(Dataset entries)

# # #

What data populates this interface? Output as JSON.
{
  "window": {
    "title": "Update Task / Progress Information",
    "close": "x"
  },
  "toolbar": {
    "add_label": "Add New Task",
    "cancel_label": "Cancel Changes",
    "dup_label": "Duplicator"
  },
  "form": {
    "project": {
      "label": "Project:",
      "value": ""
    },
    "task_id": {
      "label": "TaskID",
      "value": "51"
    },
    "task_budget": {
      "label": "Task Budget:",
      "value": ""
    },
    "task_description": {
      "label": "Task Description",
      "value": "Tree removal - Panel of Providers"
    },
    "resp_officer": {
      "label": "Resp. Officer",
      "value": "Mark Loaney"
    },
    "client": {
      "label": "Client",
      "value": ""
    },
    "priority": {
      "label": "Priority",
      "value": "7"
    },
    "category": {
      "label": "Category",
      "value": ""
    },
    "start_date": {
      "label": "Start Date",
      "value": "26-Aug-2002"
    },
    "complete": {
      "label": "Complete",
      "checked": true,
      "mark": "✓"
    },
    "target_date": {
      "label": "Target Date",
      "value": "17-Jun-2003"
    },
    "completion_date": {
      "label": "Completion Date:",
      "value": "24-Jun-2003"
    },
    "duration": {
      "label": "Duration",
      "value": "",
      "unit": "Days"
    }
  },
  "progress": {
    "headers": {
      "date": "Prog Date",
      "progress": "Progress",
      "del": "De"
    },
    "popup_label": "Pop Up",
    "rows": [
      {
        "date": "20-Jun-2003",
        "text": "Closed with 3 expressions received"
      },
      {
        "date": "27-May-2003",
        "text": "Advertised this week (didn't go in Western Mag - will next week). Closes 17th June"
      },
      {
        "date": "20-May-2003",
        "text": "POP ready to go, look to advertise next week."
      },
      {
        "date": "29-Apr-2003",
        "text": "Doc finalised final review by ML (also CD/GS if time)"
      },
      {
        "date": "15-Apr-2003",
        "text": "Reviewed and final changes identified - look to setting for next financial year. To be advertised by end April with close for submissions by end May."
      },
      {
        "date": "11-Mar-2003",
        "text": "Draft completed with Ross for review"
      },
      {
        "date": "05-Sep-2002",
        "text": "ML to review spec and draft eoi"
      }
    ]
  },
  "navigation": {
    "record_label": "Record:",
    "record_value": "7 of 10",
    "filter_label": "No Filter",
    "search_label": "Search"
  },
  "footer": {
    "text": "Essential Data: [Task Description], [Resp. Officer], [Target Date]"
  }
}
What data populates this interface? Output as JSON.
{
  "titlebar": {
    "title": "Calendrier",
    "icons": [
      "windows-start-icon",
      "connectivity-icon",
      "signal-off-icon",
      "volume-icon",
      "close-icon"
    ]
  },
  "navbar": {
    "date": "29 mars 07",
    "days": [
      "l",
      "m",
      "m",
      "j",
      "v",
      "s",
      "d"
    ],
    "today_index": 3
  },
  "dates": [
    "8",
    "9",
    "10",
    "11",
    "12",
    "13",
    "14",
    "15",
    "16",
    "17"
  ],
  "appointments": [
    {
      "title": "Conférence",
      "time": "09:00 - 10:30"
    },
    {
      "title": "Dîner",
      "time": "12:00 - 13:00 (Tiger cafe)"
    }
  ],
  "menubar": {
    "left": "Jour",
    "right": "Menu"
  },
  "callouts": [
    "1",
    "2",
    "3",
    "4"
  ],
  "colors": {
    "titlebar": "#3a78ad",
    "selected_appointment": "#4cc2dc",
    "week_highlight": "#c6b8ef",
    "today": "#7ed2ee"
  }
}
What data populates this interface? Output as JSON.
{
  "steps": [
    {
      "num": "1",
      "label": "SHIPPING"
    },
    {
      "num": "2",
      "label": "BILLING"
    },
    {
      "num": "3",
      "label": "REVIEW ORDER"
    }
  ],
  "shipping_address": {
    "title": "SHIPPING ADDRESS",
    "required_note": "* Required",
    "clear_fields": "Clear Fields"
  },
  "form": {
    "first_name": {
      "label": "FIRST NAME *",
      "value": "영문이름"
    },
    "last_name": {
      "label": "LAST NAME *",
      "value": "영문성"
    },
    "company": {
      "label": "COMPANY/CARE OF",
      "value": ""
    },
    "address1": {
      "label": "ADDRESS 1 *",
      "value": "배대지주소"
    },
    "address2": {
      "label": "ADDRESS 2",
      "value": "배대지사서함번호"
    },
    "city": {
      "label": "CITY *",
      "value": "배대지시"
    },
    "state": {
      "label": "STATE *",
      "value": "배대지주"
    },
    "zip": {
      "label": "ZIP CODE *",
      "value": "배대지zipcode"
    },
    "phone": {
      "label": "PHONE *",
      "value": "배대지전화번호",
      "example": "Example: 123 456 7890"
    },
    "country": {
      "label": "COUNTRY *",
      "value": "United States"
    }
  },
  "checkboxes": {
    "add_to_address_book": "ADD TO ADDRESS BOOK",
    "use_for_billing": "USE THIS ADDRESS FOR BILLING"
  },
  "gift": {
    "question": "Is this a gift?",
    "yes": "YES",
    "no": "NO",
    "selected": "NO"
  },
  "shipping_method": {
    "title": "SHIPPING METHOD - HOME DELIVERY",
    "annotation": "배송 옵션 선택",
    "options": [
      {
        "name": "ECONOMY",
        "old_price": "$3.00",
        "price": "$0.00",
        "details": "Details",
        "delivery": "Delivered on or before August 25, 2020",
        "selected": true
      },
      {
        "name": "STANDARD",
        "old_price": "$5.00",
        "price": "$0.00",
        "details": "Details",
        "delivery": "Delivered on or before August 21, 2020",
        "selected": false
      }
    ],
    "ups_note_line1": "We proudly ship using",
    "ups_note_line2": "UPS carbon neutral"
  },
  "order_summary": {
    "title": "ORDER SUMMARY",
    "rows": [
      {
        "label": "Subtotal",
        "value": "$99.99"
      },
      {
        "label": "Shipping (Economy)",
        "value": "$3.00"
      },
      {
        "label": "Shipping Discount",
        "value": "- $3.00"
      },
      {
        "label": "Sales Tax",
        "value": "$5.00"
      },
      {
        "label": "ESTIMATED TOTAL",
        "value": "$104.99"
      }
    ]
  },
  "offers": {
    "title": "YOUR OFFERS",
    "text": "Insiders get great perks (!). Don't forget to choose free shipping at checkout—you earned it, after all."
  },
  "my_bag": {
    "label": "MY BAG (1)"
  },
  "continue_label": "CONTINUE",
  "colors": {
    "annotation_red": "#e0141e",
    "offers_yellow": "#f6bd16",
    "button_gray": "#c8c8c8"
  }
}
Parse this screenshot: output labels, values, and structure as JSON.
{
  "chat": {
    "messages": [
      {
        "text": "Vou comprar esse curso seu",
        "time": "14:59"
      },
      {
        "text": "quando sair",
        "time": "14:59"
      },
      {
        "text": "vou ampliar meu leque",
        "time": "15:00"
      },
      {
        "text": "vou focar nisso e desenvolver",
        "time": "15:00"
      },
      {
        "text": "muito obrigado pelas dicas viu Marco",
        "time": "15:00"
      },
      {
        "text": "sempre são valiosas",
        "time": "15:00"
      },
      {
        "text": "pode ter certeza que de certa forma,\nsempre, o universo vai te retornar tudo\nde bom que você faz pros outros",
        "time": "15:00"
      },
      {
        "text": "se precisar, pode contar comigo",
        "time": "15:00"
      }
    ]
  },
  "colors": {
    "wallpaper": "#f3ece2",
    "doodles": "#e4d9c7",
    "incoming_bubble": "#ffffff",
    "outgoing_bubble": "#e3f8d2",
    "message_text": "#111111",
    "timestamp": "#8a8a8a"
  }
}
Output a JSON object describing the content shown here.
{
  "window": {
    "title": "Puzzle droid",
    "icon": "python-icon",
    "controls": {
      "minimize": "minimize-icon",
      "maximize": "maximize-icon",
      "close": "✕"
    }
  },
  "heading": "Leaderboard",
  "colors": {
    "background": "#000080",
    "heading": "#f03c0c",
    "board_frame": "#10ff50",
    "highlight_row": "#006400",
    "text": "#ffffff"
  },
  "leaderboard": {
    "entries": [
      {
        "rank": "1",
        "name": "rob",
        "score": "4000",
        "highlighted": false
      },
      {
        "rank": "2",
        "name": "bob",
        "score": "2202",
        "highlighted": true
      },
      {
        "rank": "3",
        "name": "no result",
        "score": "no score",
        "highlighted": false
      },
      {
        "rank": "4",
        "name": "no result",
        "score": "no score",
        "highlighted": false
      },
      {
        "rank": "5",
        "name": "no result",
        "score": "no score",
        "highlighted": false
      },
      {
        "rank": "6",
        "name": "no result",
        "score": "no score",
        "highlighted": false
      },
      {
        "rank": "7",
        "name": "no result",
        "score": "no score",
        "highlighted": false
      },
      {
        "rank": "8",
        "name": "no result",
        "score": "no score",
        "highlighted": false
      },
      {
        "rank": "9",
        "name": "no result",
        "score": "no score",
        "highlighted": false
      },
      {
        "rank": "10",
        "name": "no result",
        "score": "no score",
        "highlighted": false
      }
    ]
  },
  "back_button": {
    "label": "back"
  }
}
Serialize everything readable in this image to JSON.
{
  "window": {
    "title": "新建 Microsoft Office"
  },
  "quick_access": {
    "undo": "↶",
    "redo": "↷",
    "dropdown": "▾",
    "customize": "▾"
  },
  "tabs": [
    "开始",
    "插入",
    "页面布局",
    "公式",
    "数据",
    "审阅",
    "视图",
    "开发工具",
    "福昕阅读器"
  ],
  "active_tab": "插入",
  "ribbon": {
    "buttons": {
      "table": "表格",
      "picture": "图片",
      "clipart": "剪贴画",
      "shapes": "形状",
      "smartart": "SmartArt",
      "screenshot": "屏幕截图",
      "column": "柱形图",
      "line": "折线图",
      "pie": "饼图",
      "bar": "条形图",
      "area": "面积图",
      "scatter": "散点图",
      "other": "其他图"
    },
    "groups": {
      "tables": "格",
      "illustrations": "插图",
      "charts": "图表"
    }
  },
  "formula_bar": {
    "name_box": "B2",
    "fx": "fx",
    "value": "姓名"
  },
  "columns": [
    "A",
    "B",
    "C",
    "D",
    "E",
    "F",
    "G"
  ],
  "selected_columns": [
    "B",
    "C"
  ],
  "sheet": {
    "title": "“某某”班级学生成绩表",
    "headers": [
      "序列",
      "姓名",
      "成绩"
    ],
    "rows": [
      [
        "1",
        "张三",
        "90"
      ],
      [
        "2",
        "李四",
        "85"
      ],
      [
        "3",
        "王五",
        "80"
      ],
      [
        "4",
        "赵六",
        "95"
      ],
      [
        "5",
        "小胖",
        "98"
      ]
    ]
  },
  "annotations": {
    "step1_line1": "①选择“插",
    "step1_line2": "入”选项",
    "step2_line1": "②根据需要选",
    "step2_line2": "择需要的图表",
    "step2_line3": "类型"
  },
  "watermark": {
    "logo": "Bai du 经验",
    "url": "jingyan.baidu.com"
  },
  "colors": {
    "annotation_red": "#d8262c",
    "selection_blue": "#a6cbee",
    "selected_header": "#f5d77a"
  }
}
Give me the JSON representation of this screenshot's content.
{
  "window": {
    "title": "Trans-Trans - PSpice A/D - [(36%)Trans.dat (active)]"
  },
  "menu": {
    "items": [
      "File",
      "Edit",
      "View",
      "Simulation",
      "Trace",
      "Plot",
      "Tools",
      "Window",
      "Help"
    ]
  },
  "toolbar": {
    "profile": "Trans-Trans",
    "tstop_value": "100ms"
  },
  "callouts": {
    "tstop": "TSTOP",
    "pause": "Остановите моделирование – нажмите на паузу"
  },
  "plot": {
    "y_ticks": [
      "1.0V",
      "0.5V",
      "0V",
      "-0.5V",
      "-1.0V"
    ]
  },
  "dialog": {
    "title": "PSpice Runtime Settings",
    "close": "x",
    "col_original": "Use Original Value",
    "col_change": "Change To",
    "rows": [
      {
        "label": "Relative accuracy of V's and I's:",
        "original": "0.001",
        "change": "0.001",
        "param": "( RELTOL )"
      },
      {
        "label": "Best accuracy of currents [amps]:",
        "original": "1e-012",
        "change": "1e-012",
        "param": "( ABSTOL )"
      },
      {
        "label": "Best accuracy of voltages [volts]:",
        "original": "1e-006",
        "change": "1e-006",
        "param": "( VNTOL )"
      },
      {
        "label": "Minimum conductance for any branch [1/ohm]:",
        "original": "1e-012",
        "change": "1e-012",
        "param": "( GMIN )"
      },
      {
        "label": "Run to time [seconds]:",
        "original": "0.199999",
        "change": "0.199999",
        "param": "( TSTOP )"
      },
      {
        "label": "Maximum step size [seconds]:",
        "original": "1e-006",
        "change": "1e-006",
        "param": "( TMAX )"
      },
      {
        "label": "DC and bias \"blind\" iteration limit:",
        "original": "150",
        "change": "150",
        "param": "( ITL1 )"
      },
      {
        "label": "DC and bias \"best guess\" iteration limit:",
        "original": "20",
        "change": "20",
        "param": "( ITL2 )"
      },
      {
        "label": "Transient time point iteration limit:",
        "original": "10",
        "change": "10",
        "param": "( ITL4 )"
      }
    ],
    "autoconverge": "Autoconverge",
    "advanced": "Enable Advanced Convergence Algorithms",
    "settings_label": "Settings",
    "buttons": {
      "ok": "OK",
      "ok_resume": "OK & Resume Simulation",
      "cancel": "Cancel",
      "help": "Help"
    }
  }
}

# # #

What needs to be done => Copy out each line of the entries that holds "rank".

Response box =>
        "rank": "1",
        "rank": "2",
        "rank": "3",
        "rank": "4",
        "rank": "5",
        "rank": "6",
        "rank": "7",
        "rank": "8",
        "rank": "9",
        "rank": "10",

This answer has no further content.